Mentions: Thirteen studies had subgroups according to smoking status, body mass index (BMI) and COPD severity. We only evaluated IL-6 levels by severity of COPD. COPD was defined as post-bronchodilator forced expiratory volume in one second (FEV1)/(forced vital capacity) (FVC) <70%. Depending on whether FEV1 was <50% predicted (GOLD stage 3–4) or >50% (GOLD stage 1–2) we called it severe–very severe COPD and mild-moderate COPD (GOLD stage 1–2) respectively. Nine studies showed data including mild-moderate and/or severe-very severe COPD (de Moraes et al., 2014; Foschino Barbaro et al., 2007; Gagnon et al., 2014; Hacker et al., 2009; He et al., 2010; Palange et al., 2006; Uzum et al., 2014; Vogiatzis et al., 2007; Yasuda et al., 1998) and five of them compared mild-moderate with severe-very severe COPD (de Moraes et al., 2014; Hacker et al., 2009; He et al., 2010; Uzum et al., 2014; Yasuda et al., 1998). We compared mild-moderate COPD and severe-very severe COPD with healthy controls, respectively. When compared mild-moderate COPD with healthy controls, we chose data from studies that included COPD patients of GOLD stage 1, GOLD stage 2 or GOLD stage 1 and 2, similarly with the severe-very severe group. It was found that COPD patients with an FEV1 either <50% predicted or >50% predicted had increased IL-6 concentrations compared with healthy control subjects (SMD = 0.77, 95% CI [0.48–1.05], P < 0.00001; I2 = 29%, P = 0.19; SMD = 1.01, 95% CI [0.43–1.59], P = 0.0006; I2 = 77%, P = 0.0007, respectively; Fig. 4). Another subgroup analysis compared the difference between mild-moderate and severe-very severe COPD patients, but no statistically significant result was seen (SMD = − 0.1, 95% CI [−0.65–0.44], P = 0.71; I2 = 73%, P = 0.005; Fig. 4).

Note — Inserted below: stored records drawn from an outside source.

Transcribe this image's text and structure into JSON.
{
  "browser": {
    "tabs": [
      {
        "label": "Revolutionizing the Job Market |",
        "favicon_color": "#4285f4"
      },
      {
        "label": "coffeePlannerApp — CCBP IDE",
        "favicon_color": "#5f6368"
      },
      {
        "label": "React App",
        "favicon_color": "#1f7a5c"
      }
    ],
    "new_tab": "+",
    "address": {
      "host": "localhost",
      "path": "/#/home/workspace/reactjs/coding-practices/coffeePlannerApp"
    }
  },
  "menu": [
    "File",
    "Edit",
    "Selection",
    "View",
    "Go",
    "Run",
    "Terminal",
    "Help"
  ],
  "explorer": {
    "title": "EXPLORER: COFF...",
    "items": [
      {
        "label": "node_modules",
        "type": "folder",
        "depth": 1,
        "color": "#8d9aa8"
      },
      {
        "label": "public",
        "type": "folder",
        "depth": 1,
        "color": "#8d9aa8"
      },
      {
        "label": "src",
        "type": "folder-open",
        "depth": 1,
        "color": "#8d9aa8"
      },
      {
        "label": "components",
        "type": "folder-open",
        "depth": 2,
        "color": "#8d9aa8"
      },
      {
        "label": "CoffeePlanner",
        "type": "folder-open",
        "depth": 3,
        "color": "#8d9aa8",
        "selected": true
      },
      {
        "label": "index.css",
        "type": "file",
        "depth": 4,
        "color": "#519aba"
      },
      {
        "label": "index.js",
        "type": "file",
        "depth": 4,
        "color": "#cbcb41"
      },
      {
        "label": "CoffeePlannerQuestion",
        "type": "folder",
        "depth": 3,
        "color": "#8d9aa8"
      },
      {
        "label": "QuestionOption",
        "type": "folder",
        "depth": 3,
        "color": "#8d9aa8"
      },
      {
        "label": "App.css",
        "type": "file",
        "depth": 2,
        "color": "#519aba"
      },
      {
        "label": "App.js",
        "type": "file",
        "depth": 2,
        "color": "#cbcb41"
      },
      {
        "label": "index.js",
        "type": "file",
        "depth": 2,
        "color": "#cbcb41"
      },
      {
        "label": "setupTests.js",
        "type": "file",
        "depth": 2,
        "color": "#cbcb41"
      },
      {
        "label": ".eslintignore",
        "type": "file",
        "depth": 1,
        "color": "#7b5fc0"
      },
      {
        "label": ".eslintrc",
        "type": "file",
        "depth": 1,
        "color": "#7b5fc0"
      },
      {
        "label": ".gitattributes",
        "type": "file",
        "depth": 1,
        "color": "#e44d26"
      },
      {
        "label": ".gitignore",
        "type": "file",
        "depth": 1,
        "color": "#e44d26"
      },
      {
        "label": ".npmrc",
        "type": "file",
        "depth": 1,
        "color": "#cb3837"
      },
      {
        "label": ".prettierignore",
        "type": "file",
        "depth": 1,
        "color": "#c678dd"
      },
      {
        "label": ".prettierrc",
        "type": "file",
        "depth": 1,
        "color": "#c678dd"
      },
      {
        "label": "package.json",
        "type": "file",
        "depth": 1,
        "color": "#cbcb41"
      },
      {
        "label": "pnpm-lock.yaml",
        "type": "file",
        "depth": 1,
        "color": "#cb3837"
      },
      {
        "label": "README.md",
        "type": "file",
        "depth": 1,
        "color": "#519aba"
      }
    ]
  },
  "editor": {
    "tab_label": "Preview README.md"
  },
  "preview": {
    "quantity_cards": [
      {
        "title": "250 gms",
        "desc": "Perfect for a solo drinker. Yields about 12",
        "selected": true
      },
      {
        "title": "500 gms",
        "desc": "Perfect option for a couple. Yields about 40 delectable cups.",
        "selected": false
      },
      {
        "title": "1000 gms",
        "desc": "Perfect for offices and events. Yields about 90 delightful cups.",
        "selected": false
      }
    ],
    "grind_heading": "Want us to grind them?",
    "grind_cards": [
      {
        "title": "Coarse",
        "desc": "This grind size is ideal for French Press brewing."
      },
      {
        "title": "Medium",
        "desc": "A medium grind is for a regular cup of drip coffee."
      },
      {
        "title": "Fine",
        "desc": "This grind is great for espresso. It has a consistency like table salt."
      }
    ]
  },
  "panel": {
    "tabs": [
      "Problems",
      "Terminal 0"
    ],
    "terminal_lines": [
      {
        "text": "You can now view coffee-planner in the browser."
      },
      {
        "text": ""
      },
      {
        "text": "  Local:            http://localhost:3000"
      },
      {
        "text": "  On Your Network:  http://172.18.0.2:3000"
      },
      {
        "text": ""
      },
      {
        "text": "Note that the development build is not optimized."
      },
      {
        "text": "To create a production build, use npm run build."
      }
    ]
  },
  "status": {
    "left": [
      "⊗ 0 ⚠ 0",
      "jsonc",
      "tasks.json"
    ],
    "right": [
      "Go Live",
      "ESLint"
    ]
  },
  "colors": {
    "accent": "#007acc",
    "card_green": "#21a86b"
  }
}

Bottom Line: Results.Conclusions.No evidence showing positive or negative association between IL-6 concentrations and the severity of pulmonary function impairment was found.

View Article: PubMed Central - HTML - PubMed

Affiliation: Department of Respiratory Medicine, West China Hospital of Sichuan University , Chengdu, Sichuan , China.

ABSTRACT
Background. Interleukin-6 (IL-6) is an important pro-inflammatory cytokine and has been implicated to play a role in the systemic inflammation of patients with chronic obstructive pulmonary disease (COPD). We conducted this meta-analysis to assess the association between serum IL-6 concentrations and COPD. Methods. PubMed and Embase were searched for eligible studies. Data were extracted by two investigators (Wei J, Xiong XF) independently and analyzed using Review Manager 5.3 and STATA 12.0 software. Standard mean differences (SMDs) and 95% confidence intervals (CI) were calculated. Results. Thirty-three studies were included in this meta-analysis. The serum IL-6 concentrations were higher in patients with stable COPD than healthy controls (SMD = 0.65, 95% CI [0.51-0.79]). COPD patients without major comorbidities also showed higher IL-6 levels than healthy controls (SMD = 0.74, 95% CI [0.56-0.91]). COPD patients with an forced expiratory volume in one second (FEV1) of either <50% predicted or >50% predicted had increased IL-6 concentrations compared to healthy controls (SMD = 0.77, 95% CI [0.48-1.05], SMD = 1.01, 95% CI [0.43-1.59], respectively). The serum IL-6 concentrations between mild-moderate and severe-very severe COPD patient groups were not found to be significant (SMD = -0.1, 95% CI [-0.65-0.44]). Conclusions. This meta-analysis indicated that patients with stable COPD had higher serum IL-6 concentrations than healthy controls. No evidence showing positive or negative association between IL-6 concentrations and the severity of pulmonary function impairment was found. The correlation between IL-6 levels and pulmonary function was weak in different severities of stable COPD patients.

No MeSH data available.


Related in: MedlinePlus